October 16th, 2009
Submitted by EARS volunteer Donna Phillippe of Waco, Texas
This was my first deployment with EARS, and what a wonderful experience! It was so many things: heartbreaking, adventurous, rewarding, all in one! So many animals stole my heart in such a short time.
The EARS staff and volunteers were unloading the truck of animals from a puppy mill seizure in Arkansas. I had already placed several dogs in their temporary cages when someone handed me a very special dog. He was an older, skin and bones, blind Pekingese. He seemed to have so many health issues, and he seemed to be on his last leg. As I was carrying him to his cage, he took in a deep breath, as if he were breathing a sigh of relief. He laid his head on my chest, and I will never forget how overwhelming that moment was. I was suddenly hit with the reality that this dog was finally in the arms of someone who cared.
From that moment on, he was my special dog. I checked on him constantly. I held him as often as I could, but not as often as I wanted, knowing he would be leaving me in just a short while for a better future. I gave him a special blanket each day, and after the first blanket, he seemed to sleep forever! I realized he’d probably never had a blanket of his own before. I loved watching him rest so peacefully and at the same time, I worried he might be taking a turn for the worst. I prayed constantly for him and all of the others! They all improved so much as time went by, wagging their tails and talking to us. My special dog seemed to feel much better, too. I noticed he would get up when I walked by, even if I was quiet, as if he were looking for me. Such a big effort for such a sick dog!

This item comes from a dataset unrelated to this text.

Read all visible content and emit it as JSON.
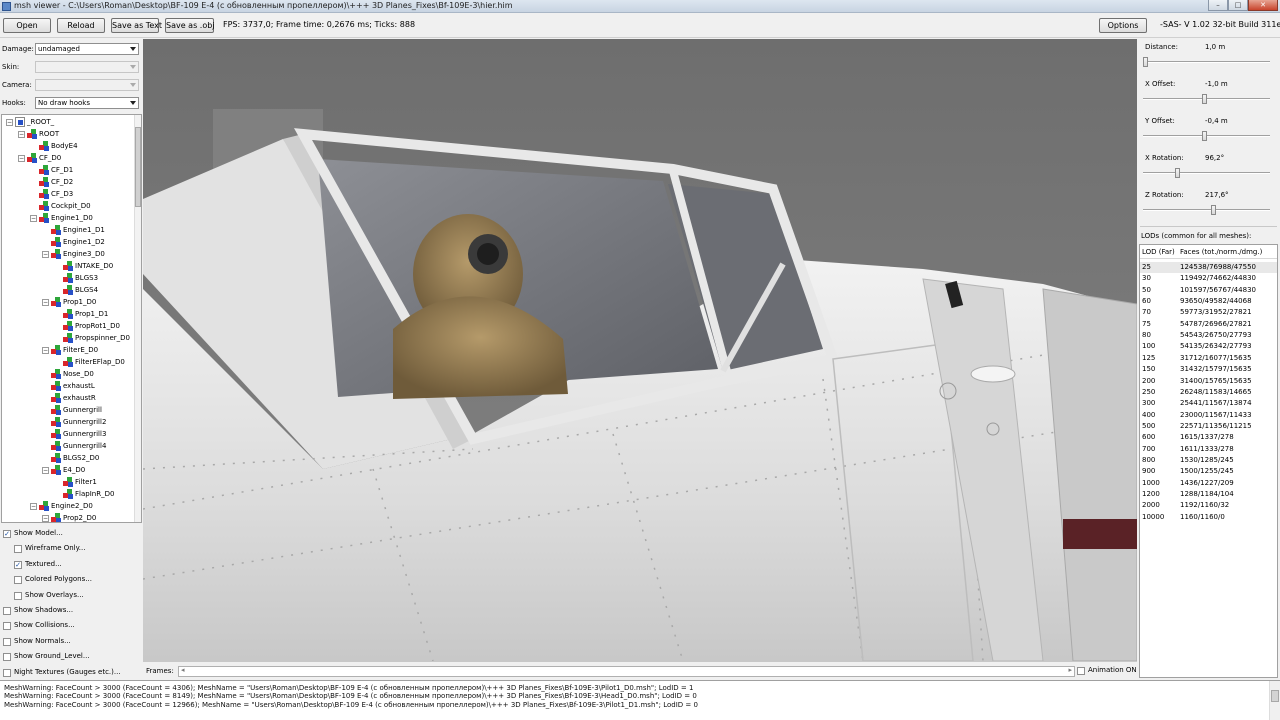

The time came for our special animals to go on their next journey, the journey to a new life! They were going to Washington, D.C. for medical care and to find their forever families. I escorted my special dog personally to the truck. I wanted to make sure he would be okay as he settled in. We had to wait for our turn, so I took advantage of this time to tell him how special he was to me. He looked up at me, and it was as if he was listening to my every word. I placed him in his kennel and told him I loved him. Reality set in again, and I knew he’d probably never heard the words, “I love you” before from anyone.
It was so hard to let him go. Although I’d only known him for a few days, I knew I’d never forget him. He may have been a puppy mill dog for most of his life, but he was “My Special Dog” now.